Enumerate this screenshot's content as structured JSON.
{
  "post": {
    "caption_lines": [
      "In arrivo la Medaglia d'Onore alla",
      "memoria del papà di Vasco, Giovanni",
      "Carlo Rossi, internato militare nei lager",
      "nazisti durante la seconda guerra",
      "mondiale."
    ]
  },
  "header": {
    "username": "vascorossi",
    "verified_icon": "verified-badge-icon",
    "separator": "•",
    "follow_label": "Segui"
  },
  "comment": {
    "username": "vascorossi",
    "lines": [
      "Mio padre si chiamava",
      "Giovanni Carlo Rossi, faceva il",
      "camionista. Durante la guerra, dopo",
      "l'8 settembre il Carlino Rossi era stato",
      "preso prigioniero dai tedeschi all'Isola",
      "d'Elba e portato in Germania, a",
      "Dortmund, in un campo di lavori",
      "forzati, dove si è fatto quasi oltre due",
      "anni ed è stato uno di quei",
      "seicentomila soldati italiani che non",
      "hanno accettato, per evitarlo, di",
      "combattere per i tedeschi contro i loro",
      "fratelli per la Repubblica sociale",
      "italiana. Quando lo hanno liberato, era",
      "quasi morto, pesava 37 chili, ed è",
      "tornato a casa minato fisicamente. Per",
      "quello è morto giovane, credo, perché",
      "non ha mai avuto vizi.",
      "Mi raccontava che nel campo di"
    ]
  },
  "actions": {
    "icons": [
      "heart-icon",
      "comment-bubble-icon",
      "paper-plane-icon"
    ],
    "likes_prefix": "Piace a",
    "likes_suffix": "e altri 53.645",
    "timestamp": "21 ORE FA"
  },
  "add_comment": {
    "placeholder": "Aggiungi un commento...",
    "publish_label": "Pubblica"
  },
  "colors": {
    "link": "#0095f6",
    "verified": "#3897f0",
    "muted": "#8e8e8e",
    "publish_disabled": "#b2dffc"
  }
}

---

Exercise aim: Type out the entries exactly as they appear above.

Problem solution:
Enumerate this screenshot's content as structured JSON.
{
  "post": {
    "caption_lines": [
      "In arrivo la Medaglia d'Onore alla",
      "memoria del papà di Vasco, Giovanni",
      "Carlo Rossi, internato militare nei lager",
      "nazisti durante la seconda guerra",
      "mondiale."
    ]
  },
  "header": {
    "username": "vascorossi",
    "verified_icon": "verified-badge-icon",
    "separator": "•",
    "follow_label": "Segui"
  },
  "comment": {
    "username": "vascorossi",
    "lines": [
      "Mio padre si chiamava",
      "Giovanni Carlo Rossi, faceva il",
      "camionista. Durante la guerra, dopo",
      "l'8 settembre il Carlino Rossi era stato",
      "preso prigioniero dai tedeschi all'Isola",
      "d'Elba e portato in Germania, a",
      "Dortmund, in un campo di lavori",
      "forzati, dove si è fatto quasi oltre due",
      "anni ed è stato uno di quei",
      "seicentomila soldati italiani che non",
      "hanno accettato, per evitarlo, di",
      "combattere per i tedeschi contro i loro",
      "fratelli per la Repubblica sociale",
      "italiana. Quando lo hanno liberato, era",
      "quasi morto, pesava 37 chili, ed è",
      "tornato a casa minato fisicamente. Per",
      "quello è morto giovane, credo, perché",
      "non ha mai avuto vizi.",
      "Mi raccontava che nel campo di"
    ]
  },
  "actions": {
    "icons": [
      "heart-icon",
      "comment-bubble-icon",
      "paper-plane-icon"
    ],
    "likes_prefix": "Piace a",
    "likes_suffix": "e altri 53.645",
    "timestamp": "21 ORE FA"
  },
  "add_comment": {
    "placeholder": "Aggiungi un commento...",
    "publish_label": "Pubblica"
  },
  "colors": {
    "link": "#0095f6",
    "verified": "#3897f0",
    "muted": "#8e8e8e",
    "publish_disabled": "#b2dffc"
  }
}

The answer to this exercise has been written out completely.